Assignment. Give a count of the lines below that have the string "this" in them, with no other words.

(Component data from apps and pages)
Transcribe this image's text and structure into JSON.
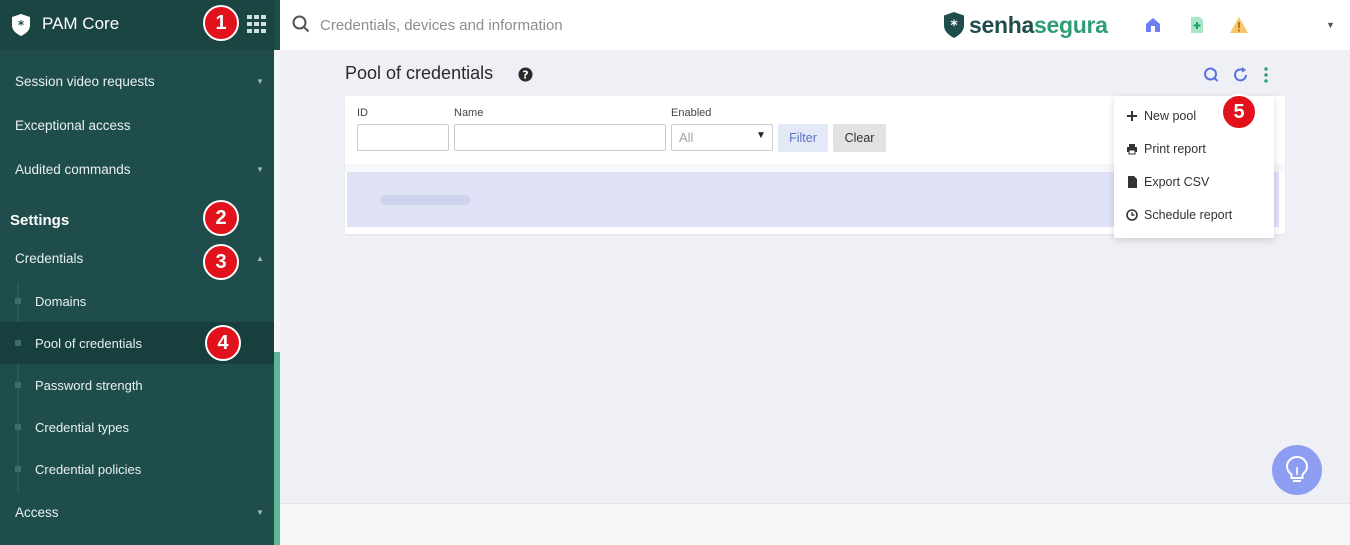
{
  "sidebar": {
    "app_title": "PAM Core",
    "items": [
      {
        "label": "Session video requests"
      },
      {
        "label": "Exceptional access"
      },
      {
        "label": "Audited commands"
      }
    ],
    "section_title": "Settings",
    "credentials_label": "Credentials",
    "sub_items": [
      {
        "label": "Domains"
      },
      {
        "label": "Pool of credentials"
      },
      {
        "label": "Password strength"
      },
      {
        "label": "Credential types"
      },
      {
        "label": "Credential policies"
      }
    ],
    "access_label": "Access"
  },
  "topbar": {
    "search_placeholder": "Credentials, devices and information",
    "brand_part1": "senha",
    "brand_part2": "segura"
  },
  "main": {
    "page_title": "Pool of credentials",
    "filter": {
      "id_label": "ID",
      "name_label": "Name",
      "enabled_label": "Enabled",
      "enabled_value": "All",
      "filter_button": "Filter",
      "clear_button": "Clear"
    },
    "menu": {
      "new_pool": "New pool",
      "print_report": "Print report",
      "export_csv": "Export CSV",
      "schedule_report": "Schedule report"
    }
  },
  "badges": [
    "1",
    "2",
    "3",
    "4",
    "5"
  ],
  "colors": {
    "sidebar_bg": "#1f4d4b",
    "accent_green": "#2f9e74",
    "badge_red": "#e1121b",
    "action_blue": "#5a72e0"
  },
  "icons": {
    "logo": "shield-asterisk-icon",
    "apps": "grid-icon",
    "search": "search-icon",
    "home": "home-icon",
    "add_doc": "add-document-icon",
    "warning": "warning-icon",
    "help": "help-icon",
    "search_action": "search-icon",
    "refresh": "refresh-icon",
    "more": "more-vertical-icon",
    "idea": "lightbulb-icon"
  }
}
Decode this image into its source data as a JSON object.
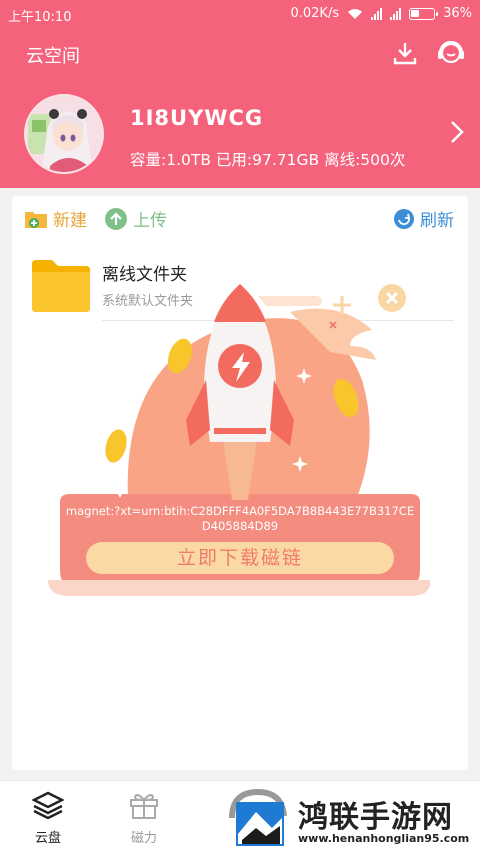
{
  "status_bar": {
    "time": "上午10:10",
    "speed": "0.02K/s",
    "battery": "36%",
    "battery_level": 0.36
  },
  "header": {
    "title": "云空间",
    "username": "1I8UYWCG",
    "quota": "容量:1.0TB 已用:97.71GB 离线:500次"
  },
  "toolbar": {
    "new_label": "新建",
    "upload_label": "上传",
    "refresh_label": "刷新"
  },
  "folder": {
    "name": "离线文件夹",
    "subtitle": "系统默认文件夹"
  },
  "promo": {
    "magnet_text": "magnet:?xt=urn:btih:C28DFFF4A0F5DA7B8B443E77B317CED405884D89",
    "button_label": "立即下载磁链"
  },
  "bottom_nav": {
    "items": [
      {
        "label": "云盘"
      },
      {
        "label": "磁力"
      }
    ]
  },
  "watermark": {
    "text": "鸿联手游网",
    "url": "www.henanhonglian95.com"
  },
  "colors": {
    "brand": "#f4627c",
    "folder": "#fbc02d",
    "promo_peach": "#f9a585"
  },
  "icons": [
    "download-icon",
    "headset-icon",
    "chevron-right-icon",
    "new-folder-icon",
    "upload-icon",
    "refresh-icon",
    "folder-icon",
    "close-icon",
    "rocket-icon",
    "cloud-disk-icon",
    "gift-icon"
  ]
}
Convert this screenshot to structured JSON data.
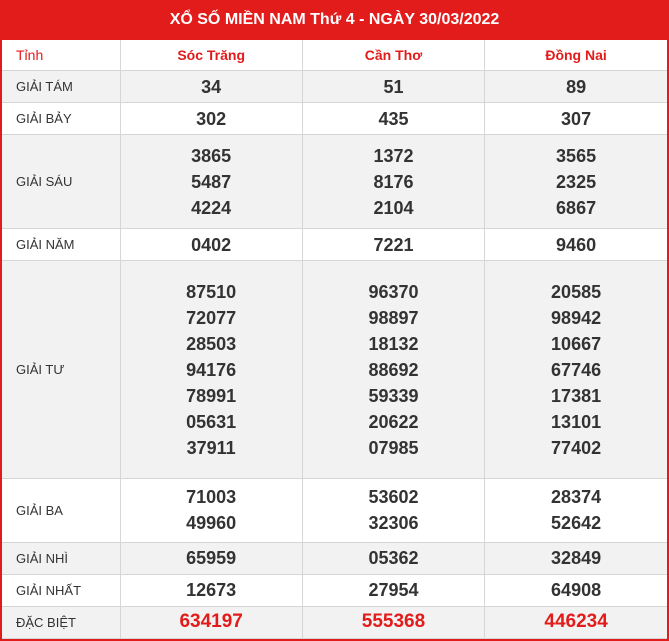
{
  "title": "XỔ SỐ MIỀN NAM Thứ 4 - NGÀY 30/03/2022",
  "header_label": "Tỉnh",
  "provinces": [
    "Sóc Trăng",
    "Cần Thơ",
    "Đồng Nai"
  ],
  "prizes": [
    {
      "label": "GIẢI TÁM",
      "values": [
        [
          "34"
        ],
        [
          "51"
        ],
        [
          "89"
        ]
      ]
    },
    {
      "label": "GIẢI BẢY",
      "values": [
        [
          "302"
        ],
        [
          "435"
        ],
        [
          "307"
        ]
      ]
    },
    {
      "label": "GIẢI SÁU",
      "values": [
        [
          "3865",
          "5487",
          "4224"
        ],
        [
          "1372",
          "8176",
          "2104"
        ],
        [
          "3565",
          "2325",
          "6867"
        ]
      ]
    },
    {
      "label": "GIẢI NĂM",
      "values": [
        [
          "0402"
        ],
        [
          "7221"
        ],
        [
          "9460"
        ]
      ]
    },
    {
      "label": "GIẢI TƯ",
      "values": [
        [
          "87510",
          "72077",
          "28503",
          "94176",
          "78991",
          "05631",
          "37911"
        ],
        [
          "96370",
          "98897",
          "18132",
          "88692",
          "59339",
          "20622",
          "07985"
        ],
        [
          "20585",
          "98942",
          "10667",
          "67746",
          "17381",
          "13101",
          "77402"
        ]
      ]
    },
    {
      "label": "GIẢI BA",
      "values": [
        [
          "71003",
          "49960"
        ],
        [
          "53602",
          "32306"
        ],
        [
          "28374",
          "52642"
        ]
      ]
    },
    {
      "label": "GIẢI NHÌ",
      "values": [
        [
          "65959"
        ],
        [
          "05362"
        ],
        [
          "32849"
        ]
      ]
    },
    {
      "label": "GIẢI NHẤT",
      "values": [
        [
          "12673"
        ],
        [
          "27954"
        ],
        [
          "64908"
        ]
      ]
    },
    {
      "label": "ĐẶC BIỆT",
      "values": [
        [
          "634197"
        ],
        [
          "555368"
        ],
        [
          "446234"
        ]
      ],
      "special": true
    }
  ],
  "colors": {
    "accent": "#e21b1b",
    "row_alt": "#f2f2f2",
    "text": "#333333"
  }
}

Your solution. 3